adams culpeperadams culpeper This microscope, unfortunately no longer in my collection, is a standard size brass Culpeper type microscope. It is signed on the stage: 'George Adams London'. The stage has a keyhole slot which would accept a fish-plate or stage forceps (not present). It came in a pyramidal wooden case. Extant accessories include three objectives, a Bonnani-type spring stage, a Lieberkuhn reflector on a sleeve that fits around the nosepiece, some bone sliders, an iron tweezer, and a 'talc box.'   The 'talc box' has a small screw-on cover at each end; one side contains mica cover slips('talcs"), and the other side, brass circlips to hold them in place on the sliders. Earlier versions of the Culpeper type microscopes have straight supports for the stage and sleeve for the body tube. In the oldest versions of the Culpeper models, there are separate straight supports for the stage and for the sleeve for the body tube. In the oldest versions, the upper supports are not directly in line with lower supports, revealing a staggered configuration. A smaller example of a Culpeper type microscope which is slightly earlier than the one on this page, and attributed to Benjamin Martin, is also on this site; it has straight continuous supports for the stage and optical tube sleeve.

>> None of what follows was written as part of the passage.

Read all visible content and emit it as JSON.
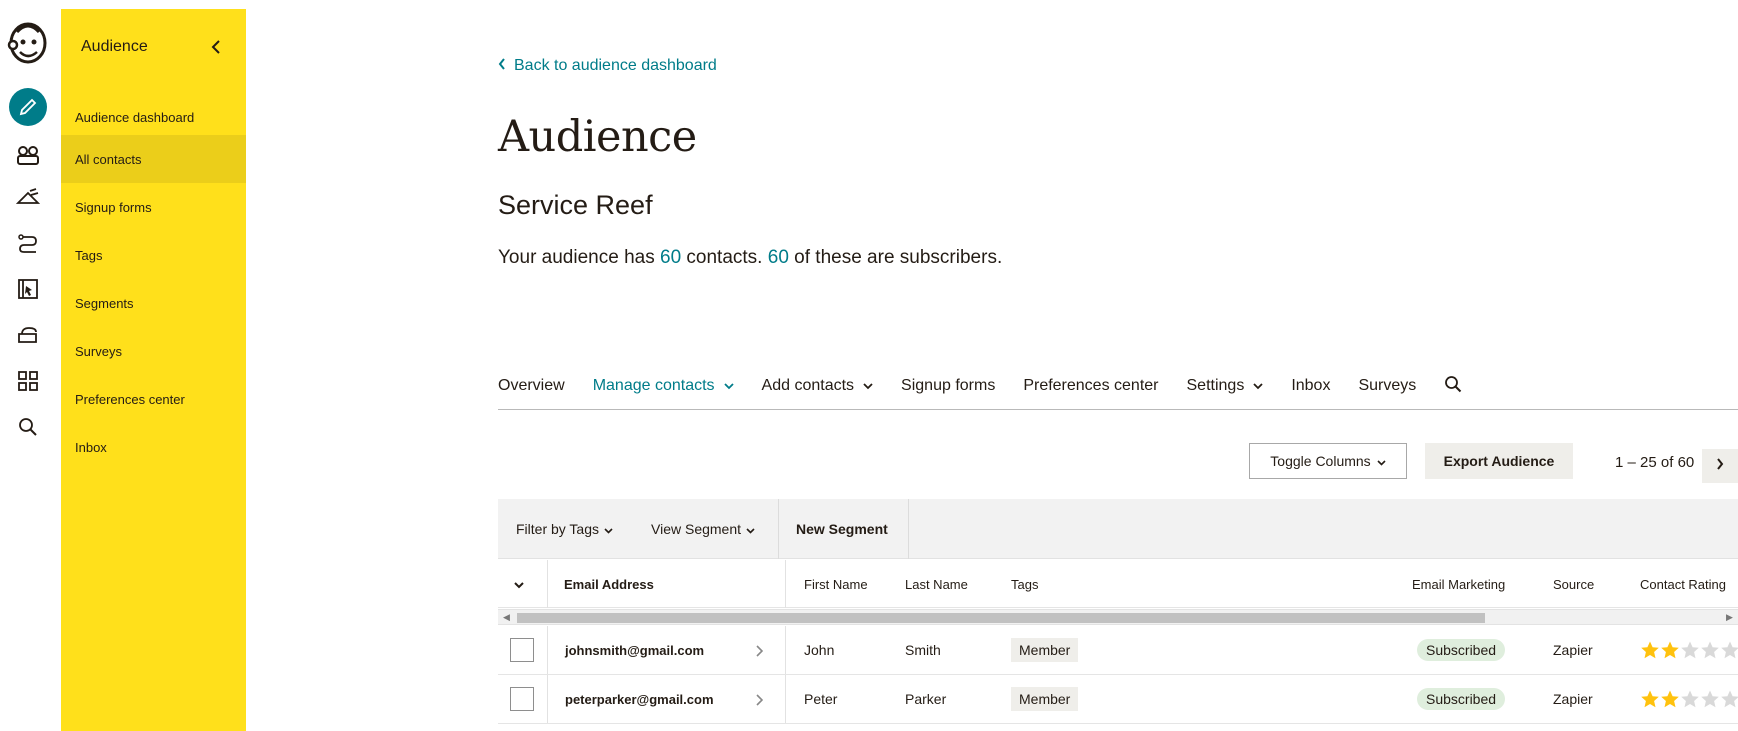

George Adams senior died in 1773, when his business taken over by his son, George Adams the younger.